2 wide mount water bottle – A 1-liter water bottle is essential for hydrating at lunch, around the camp, and refilling throughout the day. Stay away from glass and heavy metals and look for lexan® for durability.
* For males, a third water bottle should be considered for use as a potty at night and must be labeled accordingly.
Pillow– A Thermarest® pillow that compresses down or folds into itself is ideal. A good benchmark for size and weight is 18 X 14 inches and 9 ounces total.
Dry Bag – A 20 liter + dry bag is great for ensuring your personal items are safe in case of rain. Cameras, wallets, money, and any other valuables can be kept dry at all times.
Pack Cover – The pack cover is an additional item we recommend everyone carry in case we encounter heavy rains. The pack cover should have a drawstring cord and elastic edges to fit firmly over your bag. A 40-liter cover will work well on any day pack.
Trekking Poles – Collapsible poles are great for steep downhill terrain and assistance up the hill. If you have knee problems they reduce the impact on your joints by 20-30%. A nice soft foam grip will help prevent blisters and the poles with an aluminum shaft are durable and lightweight.
Camp Towel – the camp towel should be of a polyester-nylon blend that dries quickly and compacts tightly in your pack. The large (50 X 27 inches) is a good size and can be used to wash up at the end of the day. Stay away from the house or beach towels.

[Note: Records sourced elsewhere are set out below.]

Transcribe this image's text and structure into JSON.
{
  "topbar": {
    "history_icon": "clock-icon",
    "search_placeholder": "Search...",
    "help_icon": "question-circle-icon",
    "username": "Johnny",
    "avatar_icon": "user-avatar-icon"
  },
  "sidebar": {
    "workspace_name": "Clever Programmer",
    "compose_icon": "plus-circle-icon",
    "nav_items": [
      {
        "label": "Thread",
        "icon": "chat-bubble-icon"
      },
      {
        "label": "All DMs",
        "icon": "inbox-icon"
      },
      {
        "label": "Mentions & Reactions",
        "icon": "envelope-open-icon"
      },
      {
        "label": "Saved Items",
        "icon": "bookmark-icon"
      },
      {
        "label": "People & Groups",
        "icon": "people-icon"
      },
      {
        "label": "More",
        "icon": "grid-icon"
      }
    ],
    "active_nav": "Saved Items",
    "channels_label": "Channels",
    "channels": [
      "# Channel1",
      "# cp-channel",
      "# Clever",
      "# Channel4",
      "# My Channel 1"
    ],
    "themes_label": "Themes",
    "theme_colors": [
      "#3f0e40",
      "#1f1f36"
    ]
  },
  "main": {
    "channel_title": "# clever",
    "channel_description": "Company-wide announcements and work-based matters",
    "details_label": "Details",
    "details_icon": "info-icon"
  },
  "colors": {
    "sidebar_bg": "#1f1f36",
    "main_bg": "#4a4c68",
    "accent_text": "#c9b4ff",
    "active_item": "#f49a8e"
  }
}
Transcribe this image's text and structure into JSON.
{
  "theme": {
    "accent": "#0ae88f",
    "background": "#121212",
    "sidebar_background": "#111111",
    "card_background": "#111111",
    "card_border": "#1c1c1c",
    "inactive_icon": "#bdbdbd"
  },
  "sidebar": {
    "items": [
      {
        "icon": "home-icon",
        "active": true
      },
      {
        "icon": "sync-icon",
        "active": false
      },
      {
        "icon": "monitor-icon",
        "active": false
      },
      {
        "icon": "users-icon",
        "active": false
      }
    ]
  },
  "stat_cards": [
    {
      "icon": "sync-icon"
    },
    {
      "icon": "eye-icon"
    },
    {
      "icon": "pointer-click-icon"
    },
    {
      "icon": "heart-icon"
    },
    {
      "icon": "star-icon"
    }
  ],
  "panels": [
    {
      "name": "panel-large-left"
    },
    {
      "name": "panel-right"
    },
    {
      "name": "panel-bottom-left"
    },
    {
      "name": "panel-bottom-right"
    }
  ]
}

Kilimanjaro Packing List | Best Gear for Kilimanjaro Trip
- Paperback book
- Journal with pen or pencil
- Person First Aid Kiband, moleskin or second skin, Ibuprofen, Aspirin)
- Hand sanitizer
- Hand & feet warmers (2X) – Gel/ air activated are best
- Cell phone (with solar charger e.g. solar monkey charger) since you tri and quad-band phones work on Kilimanjaro
- Flavored chocolate/energy bars for snacks
- A supply or rehydrate sachets
- 2 extra garbage bags for waterproofing and separating dirty laundry
- iPod or MP3 player
- Pocket knife
Water-flavoring to mask the iodine taste in the purified water